This paper assesses the challenges of applying COD Aid in the health sector. After clarifying how COD Aid differs from results-based financing approaches, the paper presents four key characteristics for designing a successful agreement. It discusses features of the health sector and foreign aid flows to health that need to be considered when designing a successful COD Aid agreement for this sector.
This brief examines options for a COD Aid contract in Pakistan’s education sector and its potential benefits for improving the relationship between official donors and the government of Pakistan, and for increasing the effectiveness of aid spending in Pakistan.

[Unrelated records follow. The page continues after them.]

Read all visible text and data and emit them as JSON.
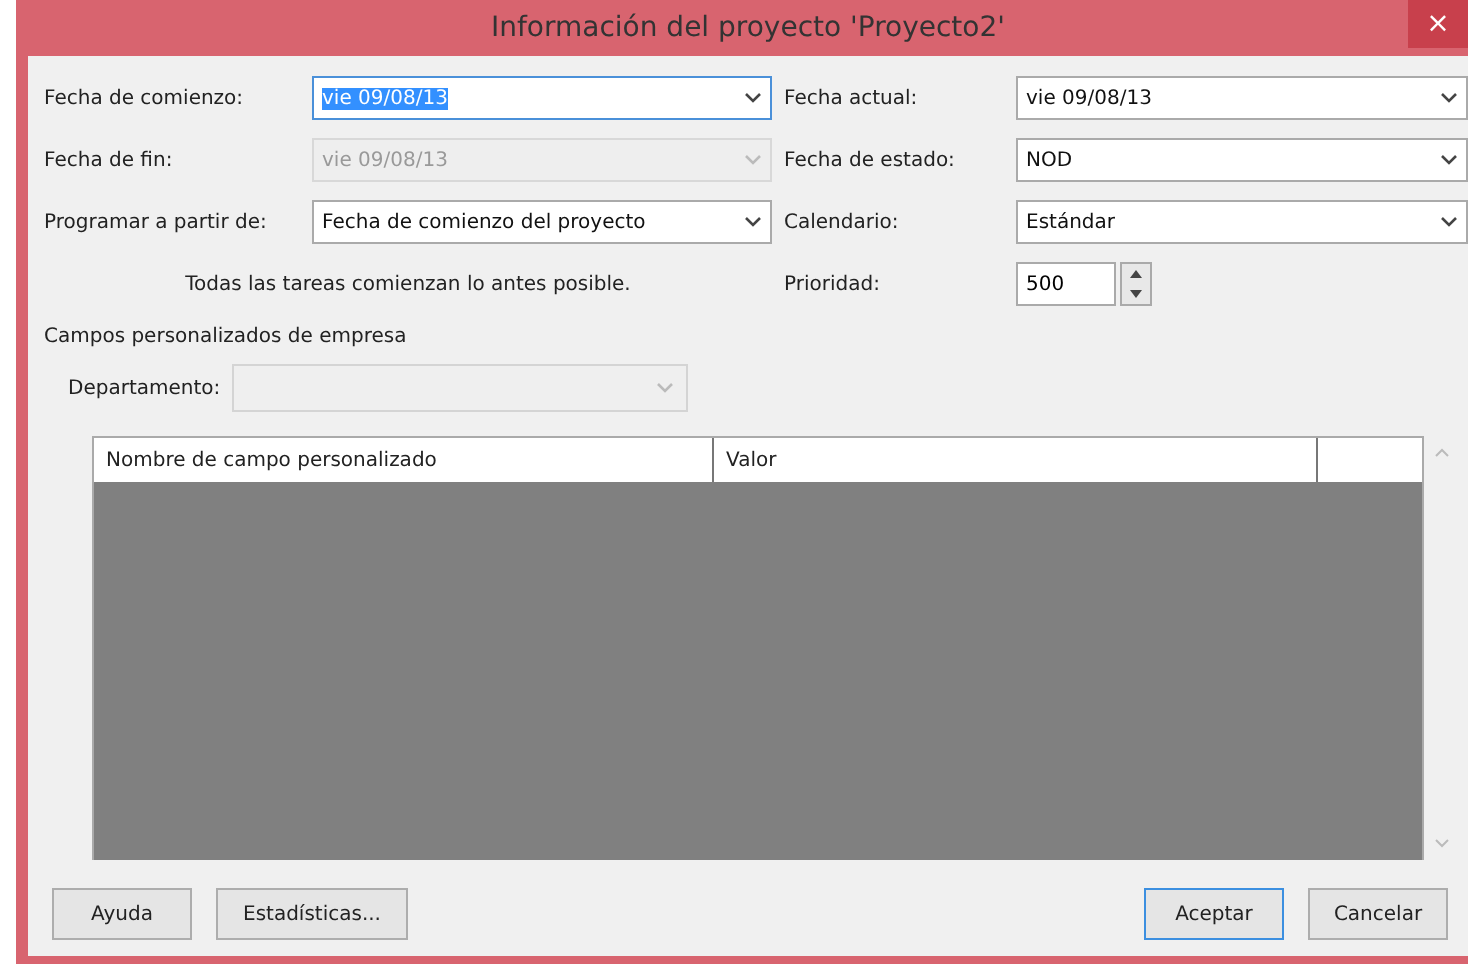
{
  "window": {
    "title": "Información del proyecto 'Proyecto2'",
    "close": "×"
  },
  "left_fields": [
    {
      "label": "Fecha de comienzo:",
      "value": "vie 09/08/13",
      "disabled": false,
      "focused": true
    },
    {
      "label": "Fecha de fin:",
      "value": "vie 09/08/13",
      "disabled": true,
      "focused": false
    },
    {
      "label": "Programar a partir de:",
      "value": "Fecha de comienzo del proyecto",
      "disabled": false,
      "focused": false
    }
  ],
  "note": "Todas las tareas comienzan lo antes posible.",
  "right_fields": [
    {
      "label": "Fecha actual:",
      "value": "vie 09/08/13",
      "kind": "dropdown"
    },
    {
      "label": "Fecha de estado:",
      "value": "NOD",
      "kind": "dropdown"
    },
    {
      "label": "Calendario:",
      "value": "Estándar",
      "kind": "dropdown"
    },
    {
      "label": "Prioridad:",
      "value": "500",
      "kind": "spinner"
    }
  ],
  "enterprise": {
    "title": "Campos personalizados de empresa",
    "department": {
      "label": "Departamento:",
      "disabled": true
    },
    "table": {
      "columns": [
        "Nombre de campo personalizado",
        "Valor"
      ]
    }
  },
  "buttons": [
    {
      "label": "Ayuda",
      "default": false
    },
    {
      "label": "Estadísticas...",
      "default": false
    },
    {
      "label": "Aceptar",
      "default": true
    },
    {
      "label": "Cancelar",
      "default": false
    }
  ]
}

Traditional donor financing mechanisms tend to track inputs instead of results, lack transparency, accountability, and country ownership. These inefficiencies waste resources, erode the trust of aid constituencies, and fail to improve the lives of the poor. TrAid+ is a new mechanism that aims to address these problems by acting as a third-party stamp of approval that all parties involved can trust to know that aid is being used effectively and is contributing to the development objectives of the recipient country. This paper describes the trAid+ concept in detail and proposes practical steps to establish the traAid+ platform.
In a presentation delivered at the UK Department for International Development on March 9, 2011, CGD president Nancy Birdsall spoke about opportunities and challenges for the implementation of Cash on Delivery Aid, an approach that allows aid agencies to address both short-term and long-term objectives of aid.